Universities and Science Minister David Willets recently announced funding of £73m in big data - with funding split between four UK Research Councils, which will then support nearly 50 big data and analytics related projects. I understand a lot of the money has already been allocated to existing academic research projects that are well underway.
It's great that the government is making the money available; it shows clear understanding of the enormous potential of big data. The government has previously marked big data as one of its eight great technologies in which to become a global leader.
Article continues below
However, without wishing to paint a negative picture, in order to become a global leader, I would like to have seen some of the money spent on big data skills, i.e. training a new breed of developers with industry experience, so that as a nation we can become the big data leader, not follower.
The official government announcement talks about big data creating 58,000 new jobs before 2017, but without skilled people, I think we'll be creating 58,000 vacancies or asking suppliers and overseas workers to fill the gap.

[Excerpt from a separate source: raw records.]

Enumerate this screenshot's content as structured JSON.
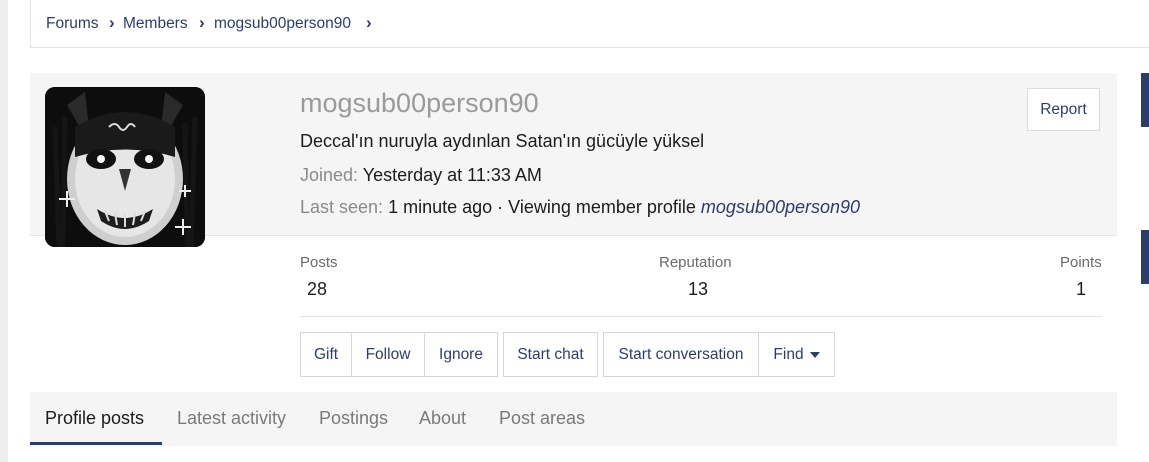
{
  "breadcrumb": [
    {
      "label": "Forums"
    },
    {
      "label": "Members"
    },
    {
      "label": "mogsub00person90"
    }
  ],
  "profile": {
    "username": "mogsub00person90",
    "custom_title": "Deccal'ın nuruyla aydınlan Satan'ın gücüyle yüksel",
    "joined_label": "Joined:",
    "joined_value": "Yesterday at 11:33 AM",
    "last_seen_label": "Last seen:",
    "last_seen_value": "1 minute ago · Viewing member profile",
    "last_seen_link": "mogsub00person90",
    "report_label": "Report"
  },
  "stats": [
    {
      "label": "Posts",
      "value": "28"
    },
    {
      "label": "Reputation",
      "value": "13"
    },
    {
      "label": "Points",
      "value": "1"
    }
  ],
  "actions": {
    "gift": "Gift",
    "follow": "Follow",
    "ignore": "Ignore",
    "start_chat": "Start chat",
    "start_conversation": "Start conversation",
    "find": "Find"
  },
  "tabs": [
    {
      "label": "Profile posts",
      "active": true
    },
    {
      "label": "Latest activity"
    },
    {
      "label": "Postings"
    },
    {
      "label": "About"
    },
    {
      "label": "Post areas"
    }
  ],
  "colors": {
    "accent": "#2b3e6b",
    "panel": "#f5f5f5"
  }
}
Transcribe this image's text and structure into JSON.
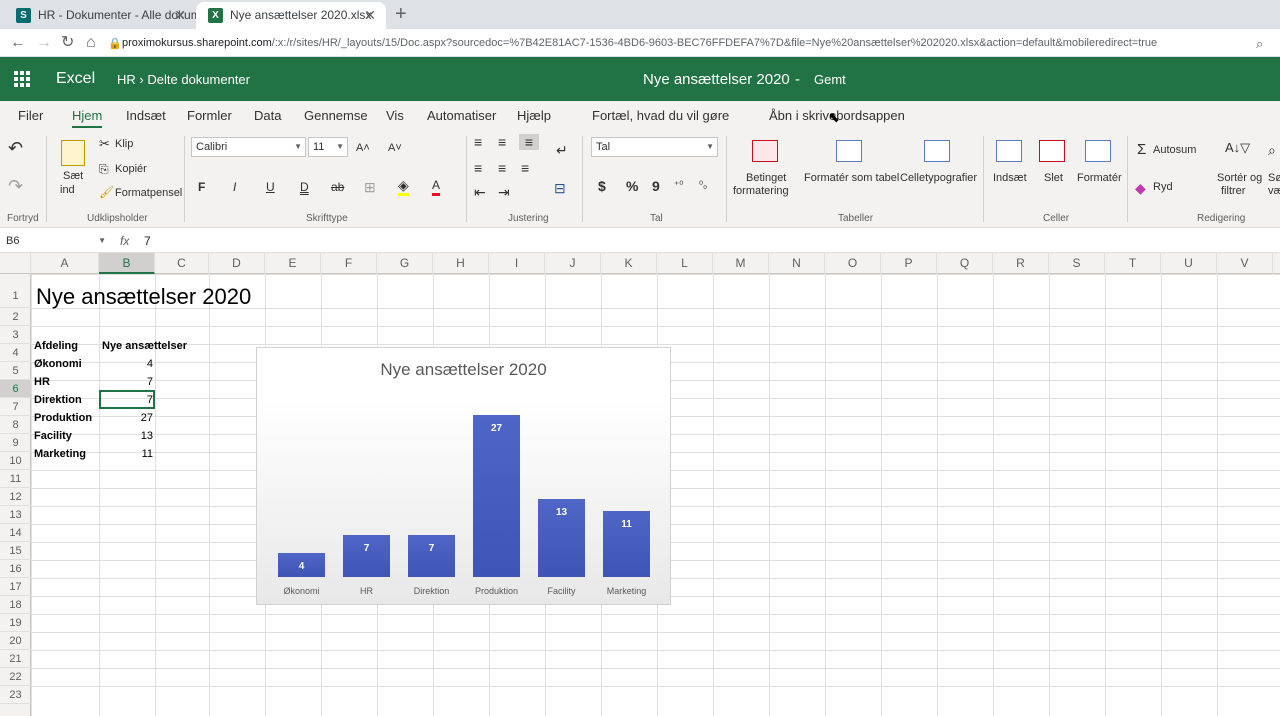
{
  "browser": {
    "tabs": [
      {
        "label": "HR - Dokumenter - Alle dokumer",
        "favicon": "S"
      },
      {
        "label": "Nye ansættelser 2020.xlsx",
        "favicon": "X"
      }
    ],
    "url_host": "proximokursus.sharepoint.com",
    "url_path": "/:x:/r/sites/HR/_layouts/15/Doc.aspx?sourcedoc=%7B42E81AC7-1536-4BD6-9603-BEC76FFDEFA7%7D&file=Nye%20ansættelser%202020.xlsx&action=default&mobileredirect=true"
  },
  "header": {
    "app": "Excel",
    "crumb_site": "HR",
    "crumb_sep": "›",
    "crumb_folder": "Delte dokumenter",
    "doc_title": "Nye ansættelser 2020",
    "dash": "-",
    "status": "Gemt"
  },
  "menu": [
    "Filer",
    "Hjem",
    "Indsæt",
    "Formler",
    "Data",
    "Gennemse",
    "Vis",
    "Automatiser",
    "Hjælp",
    "Fortæl, hvad du vil gøre",
    "Åbn i skrivebordsappen"
  ],
  "ribbon": {
    "undo_group": "Fortryd",
    "paste": "Sæt",
    "paste2": "ind",
    "cut": "Klip",
    "copy": "Kopiér",
    "format_painter": "Formatpensel",
    "clipboard_group": "Udklipsholder",
    "font": "Calibri",
    "size": "11",
    "bold": "F",
    "italic": "I",
    "underline": "U",
    "double_underline": "D",
    "strike": "ab",
    "font_group": "Skrifttype",
    "align_group": "Justering",
    "number_format": "Tal",
    "currency": "$",
    "percent": "%",
    "comma": "9",
    "number_group": "Tal",
    "cond_format": "Betinget",
    "cond_format2": "formatering",
    "format_table": "Formatér som tabel",
    "cell_styles": "Celletypografier",
    "tables_group": "Tabeller",
    "insert": "Indsæt",
    "delete": "Slet",
    "format": "Formatér",
    "cells_group": "Celler",
    "autosum": "Autosum",
    "clear": "Ryd",
    "sort": "Sortér og",
    "sort2": "filtrer",
    "find": "Sø",
    "find2": "væ",
    "editing_group": "Redigering"
  },
  "formula_bar": {
    "name_box": "B6",
    "fx": "fx",
    "value": "7"
  },
  "columns": [
    "A",
    "B",
    "C",
    "D",
    "E",
    "F",
    "G",
    "H",
    "I",
    "J",
    "K",
    "L",
    "M",
    "N",
    "O",
    "P",
    "Q",
    "R",
    "S",
    "T",
    "U",
    "V"
  ],
  "rows": [
    "1",
    "2",
    "3",
    "4",
    "5",
    "6",
    "7",
    "8",
    "9",
    "10",
    "11",
    "12",
    "13",
    "14",
    "15",
    "16",
    "17",
    "18",
    "19",
    "20",
    "21",
    "22",
    "23"
  ],
  "sheet": {
    "title": "Nye ansættelser 2020",
    "header_a": "Afdeling",
    "header_b": "Nye ansættelser",
    "data": [
      {
        "dept": "Økonomi",
        "count": "4"
      },
      {
        "dept": "HR",
        "count": "7"
      },
      {
        "dept": "Direktion",
        "count": "7"
      },
      {
        "dept": "Produktion",
        "count": "27"
      },
      {
        "dept": "Facility",
        "count": "13"
      },
      {
        "dept": "Marketing",
        "count": "11"
      }
    ]
  },
  "chart_data": {
    "type": "bar",
    "title": "Nye ansættelser 2020",
    "categories": [
      "Økonomi",
      "HR",
      "Direktion",
      "Produktion",
      "Facility",
      "Marketing"
    ],
    "values": [
      4,
      7,
      7,
      27,
      13,
      11
    ],
    "xlabel": "",
    "ylabel": "",
    "ylim": [
      0,
      27
    ],
    "grid": false,
    "data_labels": true,
    "bar_color": "#4356b8"
  },
  "colors": {
    "excel_green": "#217346"
  }
}
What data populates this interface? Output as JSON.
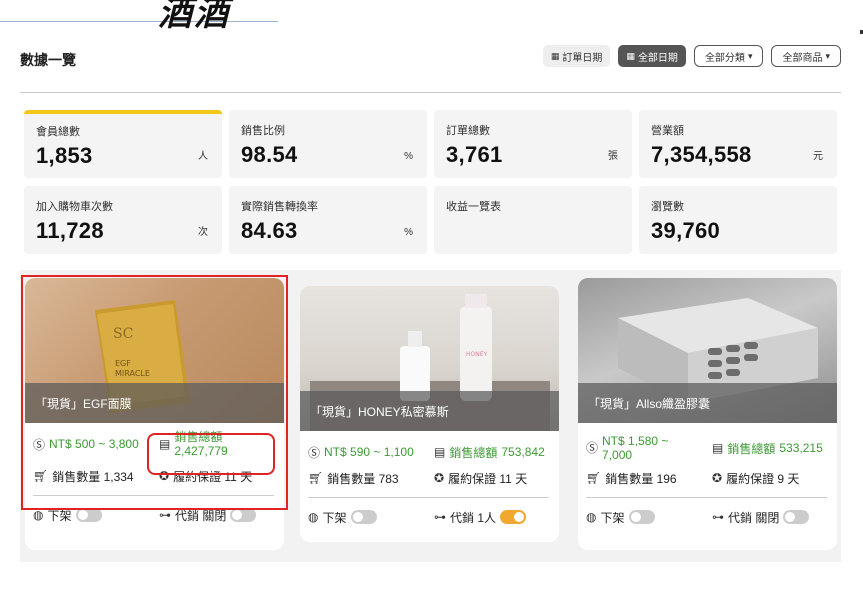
{
  "logo": {
    "text": "酒酒"
  },
  "page_title": "數據一覽",
  "toolbar": {
    "order_date": "訂單日期",
    "all_dates": "全部日期",
    "all_categories": "全部分類",
    "all_products": "全部商品"
  },
  "stats": [
    {
      "label": "會員總數",
      "value": "1,853",
      "unit": "人"
    },
    {
      "label": "銷售比例",
      "value": "98.54",
      "unit": "%"
    },
    {
      "label": "訂單總數",
      "value": "3,761",
      "unit": "張"
    },
    {
      "label": "營業額",
      "value": "7,354,558",
      "unit": "元"
    },
    {
      "label": "加入購物車次數",
      "value": "11,728",
      "unit": "次"
    },
    {
      "label": "實際銷售轉換率",
      "value": "84.63",
      "unit": "%"
    },
    {
      "label": "收益一覽表",
      "value": "",
      "unit": ""
    },
    {
      "label": "瀏覽數",
      "value": "39,760",
      "unit": ""
    }
  ],
  "cards": [
    {
      "name": "「現貨」EGF面膜",
      "price": "NT$ 500 ~ 3,800",
      "sales_label": "銷售總額",
      "sales_value": "2,427,779",
      "qty": "銷售數量 1,334",
      "warranty": "履約保證 11 天",
      "shelf": "下架",
      "agent": "代銷 關閉"
    },
    {
      "name": "「現貨」HONEY私密慕斯",
      "price": "NT$ 590 ~ 1,100",
      "sales_label": "銷售總額",
      "sales_value": "753,842",
      "qty": "銷售數量 783",
      "warranty": "履約保證 11 天",
      "shelf": "下架",
      "agent": "代銷 1人"
    },
    {
      "name": "「現貨」Allso纖盈膠囊",
      "price": "NT$ 1,580 ~ 7,000",
      "sales_label": "銷售總額",
      "sales_value": "533,215",
      "qty": "銷售數量 196",
      "warranty": "履約保證 9 天",
      "shelf": "下架",
      "agent": "代銷 關閉"
    }
  ],
  "product_image_text": {
    "card1": [
      "SC",
      "EGF",
      "MIRACLE"
    ],
    "card2": "HONEY"
  },
  "colors": {
    "accent_yellow": "#f5c518",
    "green": "#3d9a34",
    "highlight_red": "#e02424",
    "toggle_on": "#f0a830"
  }
}
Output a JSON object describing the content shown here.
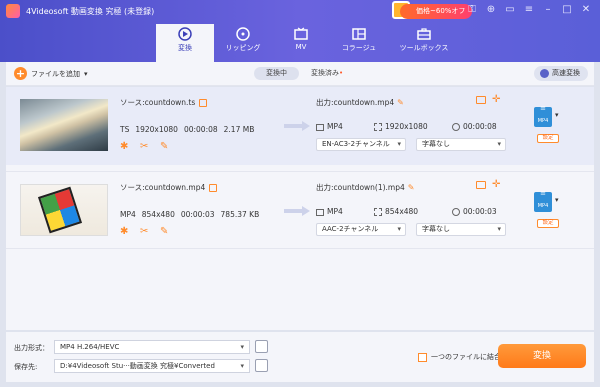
{
  "app": {
    "title": "4Videosoft 動画変換 究極 (未登録)"
  },
  "promo": {
    "label": "価格~60%オフ"
  },
  "tabs": [
    {
      "label": "変換",
      "icon": "convert-icon"
    },
    {
      "label": "リッピング",
      "icon": "disc-icon"
    },
    {
      "label": "MV",
      "icon": "mv-icon"
    },
    {
      "label": "コラージュ",
      "icon": "collage-icon"
    },
    {
      "label": "ツールボックス",
      "icon": "toolbox-icon"
    }
  ],
  "toolbar": {
    "add_files": "ファイルを追加",
    "converting": "変換中",
    "converted": "変換済み",
    "converted_dot": "•",
    "speed": "高速変換"
  },
  "files": [
    {
      "source": "ソース:countdown.ts",
      "format": "TS",
      "resolution": "1920x1080",
      "duration": "00:00:08",
      "size": "2.17 MB",
      "output": "出力:countdown.mp4",
      "out_format": "MP4",
      "out_resolution": "1920x1080",
      "out_duration": "00:00:08",
      "audio": "EN-AC3-2チャンネル",
      "subtitle": "字幕なし",
      "format_badge": "MP4",
      "settings": "設定"
    },
    {
      "source": "ソース:countdown.mp4",
      "format": "MP4",
      "resolution": "854x480",
      "duration": "00:00:03",
      "size": "785.37 KB",
      "output": "出力:countdown(1).mp4",
      "out_format": "MP4",
      "out_resolution": "854x480",
      "out_duration": "00:00:03",
      "audio": "AAC-2チャンネル",
      "subtitle": "字幕なし",
      "format_badge": "MP4",
      "settings": "設定"
    }
  ],
  "bottom": {
    "output_format_label": "出力形式：",
    "output_format_value": "MP4 H.264/HEVC",
    "save_to_label": "保存先:",
    "save_to_value": "D:¥4Videosoft Stu···動画変換 究極¥Converted",
    "merge_label": "一つのファイルに結合",
    "convert_button": "変換"
  },
  "colors": {
    "accent": "#ff8b2c",
    "header": "#5457d0"
  }
}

Boosting the UK's standing
At the moment, a lot of big data projects are being delivered by suppliers, which may have UK offices, but are in reality global operators with little UK presence. I also need not remind anyone that countries like India have a very skilled workforce more than capable of filling these positions.
I'd like to see more money going into education programmes. In the last few months I have seen a number of UK universities launch Masters and PhD degrees in data science and analytics.
The government itself is also investing a lot of resource into changing the national curriculum to give greater focus to teaching children coding. Perhaps in a few years' time, we'll start to reap the rewards of code-savvy children and Master and Doctorate level academics.
In the meantime, I think maybe apprenticeships are the answer; we need skills at all levels. Postgraduate formal qualifications are not always necessary. Developers with Java skills and work experience could be trained in big data in as little as two years - making a meaningful contribution and helping the nation to lead on big data.
- Chris Brown is a consultant in big data analytics for HPC, storage, data management and analytics provider OCF.